Write out each record exactly as it stands. No pictures belong in the copy.

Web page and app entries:
━━━━━━━━━━
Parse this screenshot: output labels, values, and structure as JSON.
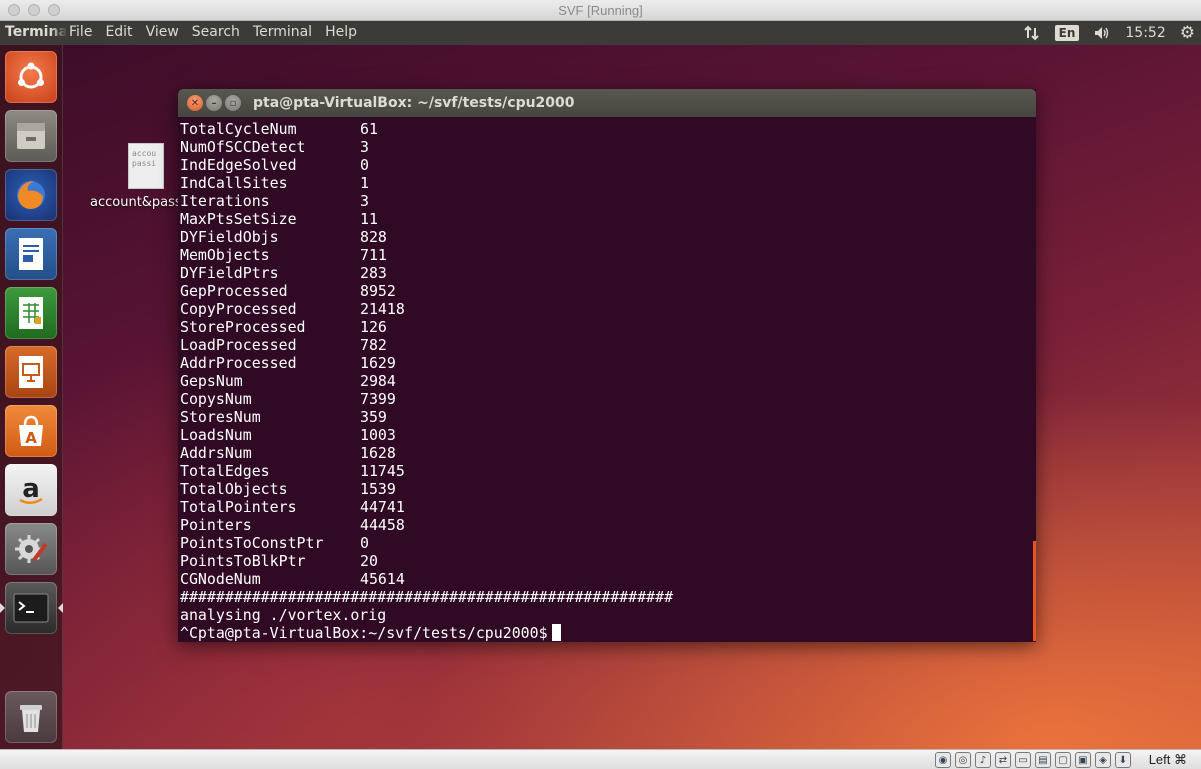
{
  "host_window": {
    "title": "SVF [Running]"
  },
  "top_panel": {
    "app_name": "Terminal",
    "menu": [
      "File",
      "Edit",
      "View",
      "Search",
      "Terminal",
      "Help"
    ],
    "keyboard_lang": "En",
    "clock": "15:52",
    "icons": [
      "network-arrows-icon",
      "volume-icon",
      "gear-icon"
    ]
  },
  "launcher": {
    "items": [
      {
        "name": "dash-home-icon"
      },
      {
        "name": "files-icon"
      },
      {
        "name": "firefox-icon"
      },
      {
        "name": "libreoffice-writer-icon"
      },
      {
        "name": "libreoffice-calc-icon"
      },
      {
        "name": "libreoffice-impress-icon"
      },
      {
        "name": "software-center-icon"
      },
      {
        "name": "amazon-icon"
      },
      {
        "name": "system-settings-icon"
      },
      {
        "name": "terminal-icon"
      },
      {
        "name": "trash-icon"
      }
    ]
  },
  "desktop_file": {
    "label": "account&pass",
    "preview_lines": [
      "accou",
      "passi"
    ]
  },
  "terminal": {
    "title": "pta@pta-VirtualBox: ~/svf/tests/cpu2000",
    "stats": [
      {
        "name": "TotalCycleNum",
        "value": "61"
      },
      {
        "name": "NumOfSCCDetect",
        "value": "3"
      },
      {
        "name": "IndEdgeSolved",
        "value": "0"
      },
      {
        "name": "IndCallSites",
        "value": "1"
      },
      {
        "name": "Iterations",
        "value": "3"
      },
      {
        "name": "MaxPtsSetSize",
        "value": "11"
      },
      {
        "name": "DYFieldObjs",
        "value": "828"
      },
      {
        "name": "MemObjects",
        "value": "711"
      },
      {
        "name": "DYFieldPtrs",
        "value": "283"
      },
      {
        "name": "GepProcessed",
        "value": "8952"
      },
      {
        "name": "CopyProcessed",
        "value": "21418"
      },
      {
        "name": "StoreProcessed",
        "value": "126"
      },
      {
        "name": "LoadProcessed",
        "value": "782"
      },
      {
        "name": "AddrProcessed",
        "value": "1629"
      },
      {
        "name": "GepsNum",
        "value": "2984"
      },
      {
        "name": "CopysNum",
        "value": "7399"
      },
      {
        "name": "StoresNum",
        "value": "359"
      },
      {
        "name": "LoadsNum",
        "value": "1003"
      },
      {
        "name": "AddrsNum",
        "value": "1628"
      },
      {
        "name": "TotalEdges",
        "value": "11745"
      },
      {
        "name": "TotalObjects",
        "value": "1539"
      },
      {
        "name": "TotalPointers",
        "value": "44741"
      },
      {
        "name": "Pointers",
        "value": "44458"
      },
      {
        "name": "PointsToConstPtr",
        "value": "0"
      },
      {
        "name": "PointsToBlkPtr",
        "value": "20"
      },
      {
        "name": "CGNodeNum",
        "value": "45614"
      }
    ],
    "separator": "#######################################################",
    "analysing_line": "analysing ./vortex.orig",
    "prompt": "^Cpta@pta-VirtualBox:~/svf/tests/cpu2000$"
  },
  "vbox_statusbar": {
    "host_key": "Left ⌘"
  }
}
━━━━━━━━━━
# TASK SOLUTION
Parse this screenshot: output labels, values, and structure as JSON.
{
  "host_window": {
    "title": "SVF [Running]"
  },
  "top_panel": {
    "app_name": "Terminal",
    "menu": [
      "File",
      "Edit",
      "View",
      "Search",
      "Terminal",
      "Help"
    ],
    "keyboard_lang": "En",
    "clock": "15:52",
    "icons": [
      "network-arrows-icon",
      "volume-icon",
      "gear-icon"
    ]
  },
  "launcher": {
    "items": [
      {
        "name": "dash-home-icon"
      },
      {
        "name": "files-icon"
      },
      {
        "name": "firefox-icon"
      },
      {
        "name": "libreoffice-writer-icon"
      },
      {
        "name": "libreoffice-calc-icon"
      },
      {
        "name": "libreoffice-impress-icon"
      },
      {
        "name": "software-center-icon"
      },
      {
        "name": "amazon-icon"
      },
      {
        "name": "system-settings-icon"
      },
      {
        "name": "terminal-icon"
      },
      {
        "name": "trash-icon"
      }
    ]
  },
  "desktop_file": {
    "label": "account&pass",
    "preview_lines": [
      "accou",
      "passi"
    ]
  },
  "terminal": {
    "title": "pta@pta-VirtualBox: ~/svf/tests/cpu2000",
    "stats": [
      {
        "name": "TotalCycleNum",
        "value": "61"
      },
      {
        "name": "NumOfSCCDetect",
        "value": "3"
      },
      {
        "name": "IndEdgeSolved",
        "value": "0"
      },
      {
        "name": "IndCallSites",
        "value": "1"
      },
      {
        "name": "Iterations",
        "value": "3"
      },
      {
        "name": "MaxPtsSetSize",
        "value": "11"
      },
      {
        "name": "DYFieldObjs",
        "value": "828"
      },
      {
        "name": "MemObjects",
        "value": "711"
      },
      {
        "name": "DYFieldPtrs",
        "value": "283"
      },
      {
        "name": "GepProcessed",
        "value": "8952"
      },
      {
        "name": "CopyProcessed",
        "value": "21418"
      },
      {
        "name": "StoreProcessed",
        "value": "126"
      },
      {
        "name": "LoadProcessed",
        "value": "782"
      },
      {
        "name": "AddrProcessed",
        "value": "1629"
      },
      {
        "name": "GepsNum",
        "value": "2984"
      },
      {
        "name": "CopysNum",
        "value": "7399"
      },
      {
        "name": "StoresNum",
        "value": "359"
      },
      {
        "name": "LoadsNum",
        "value": "1003"
      },
      {
        "name": "AddrsNum",
        "value": "1628"
      },
      {
        "name": "TotalEdges",
        "value": "11745"
      },
      {
        "name": "TotalObjects",
        "value": "1539"
      },
      {
        "name": "TotalPointers",
        "value": "44741"
      },
      {
        "name": "Pointers",
        "value": "44458"
      },
      {
        "name": "PointsToConstPtr",
        "value": "0"
      },
      {
        "name": "PointsToBlkPtr",
        "value": "20"
      },
      {
        "name": "CGNodeNum",
        "value": "45614"
      }
    ],
    "separator": "#######################################################",
    "analysing_line": "analysing ./vortex.orig",
    "prompt": "^Cpta@pta-VirtualBox:~/svf/tests/cpu2000$"
  },
  "vbox_statusbar": {
    "host_key": "Left ⌘"
  }
}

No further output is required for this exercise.